# WHAT YOU ARE ASKED TO DO
Please reply with one number only: how many lines in the entries below contain the string "data".

# SOURCE MATERIAL
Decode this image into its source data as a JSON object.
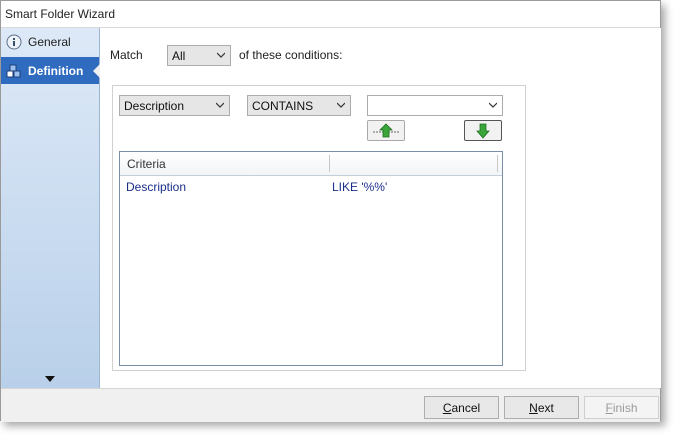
{
  "window": {
    "title": "Smart Folder Wizard"
  },
  "sidebar": {
    "items": [
      {
        "label": "General",
        "icon": "info-icon",
        "active": false
      },
      {
        "label": "Definition",
        "icon": "blocks-icon",
        "active": true
      }
    ]
  },
  "match": {
    "label": "Match",
    "selected": "All",
    "suffix": "of these conditions:"
  },
  "condition": {
    "field": "Description",
    "operator": "CONTAINS",
    "value": ""
  },
  "grid": {
    "columns": [
      "Criteria",
      ""
    ],
    "rows": [
      {
        "field": "Description",
        "expression": "LIKE '%%'"
      }
    ]
  },
  "footer": {
    "cancel": "Cancel",
    "next": "Next",
    "finish": "Finish"
  },
  "colors": {
    "accent": "#2f6cc0",
    "grid_text": "#1a2e8a",
    "add_arrow": "#3aa63a",
    "down_arrow": "#3aa63a"
  }
}
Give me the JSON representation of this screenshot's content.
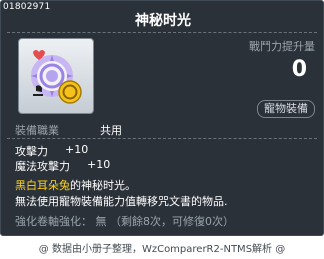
{
  "item_id": "01802971",
  "title": "神秘时光",
  "combat_power": {
    "label": "戰鬥力提升量",
    "value": "0"
  },
  "badge": "寵物裝備",
  "job_req": {
    "label": "裝備職業",
    "value": "共用"
  },
  "stats": [
    {
      "label": "攻擊力",
      "value": "+10"
    },
    {
      "label": "魔法攻擊力",
      "value": "+10"
    }
  ],
  "description": {
    "highlight": "黑白耳朵兔",
    "line1_rest": "的神秘时光。",
    "line2": "無法使用寵物裝備能力值轉移咒文書的物品."
  },
  "enhance": {
    "label": "強化卷軸強化：",
    "value": "無",
    "detail": "（剩餘8次，可修復0次）"
  },
  "footer": "@ 数据由小册子整理，WzComparerR2-NTMS解析 @",
  "colors": {
    "background": "#2b3139",
    "highlight": "#ffd21e",
    "dim_text": "#9aa3ab"
  }
}
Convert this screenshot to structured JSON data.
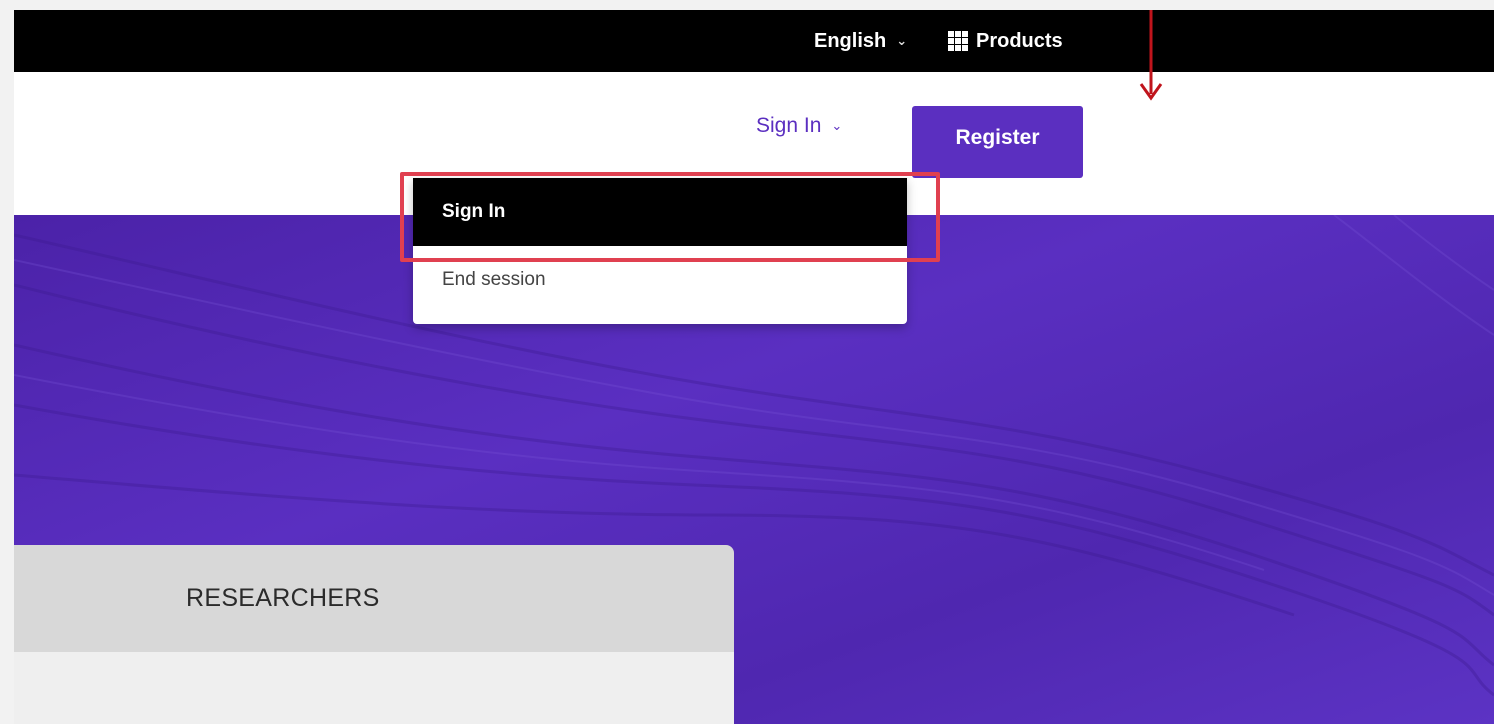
{
  "topbar": {
    "language": "English",
    "products": "Products"
  },
  "header": {
    "signin_label": "Sign In",
    "register_label": "Register"
  },
  "signin_menu": {
    "items": [
      {
        "label": "Sign In",
        "active": true
      },
      {
        "label": "End session",
        "active": false
      }
    ]
  },
  "card": {
    "title": "RESEARCHERS"
  },
  "colors": {
    "brand": "#5b2fc0",
    "topbar": "#000000",
    "highlight": "#e04050",
    "arrow": "#c0141c"
  },
  "icons": [
    "chevron-down-icon",
    "grid-icon",
    "arrow-down-icon"
  ]
}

# SOLUTION TO THE PROBLEM
2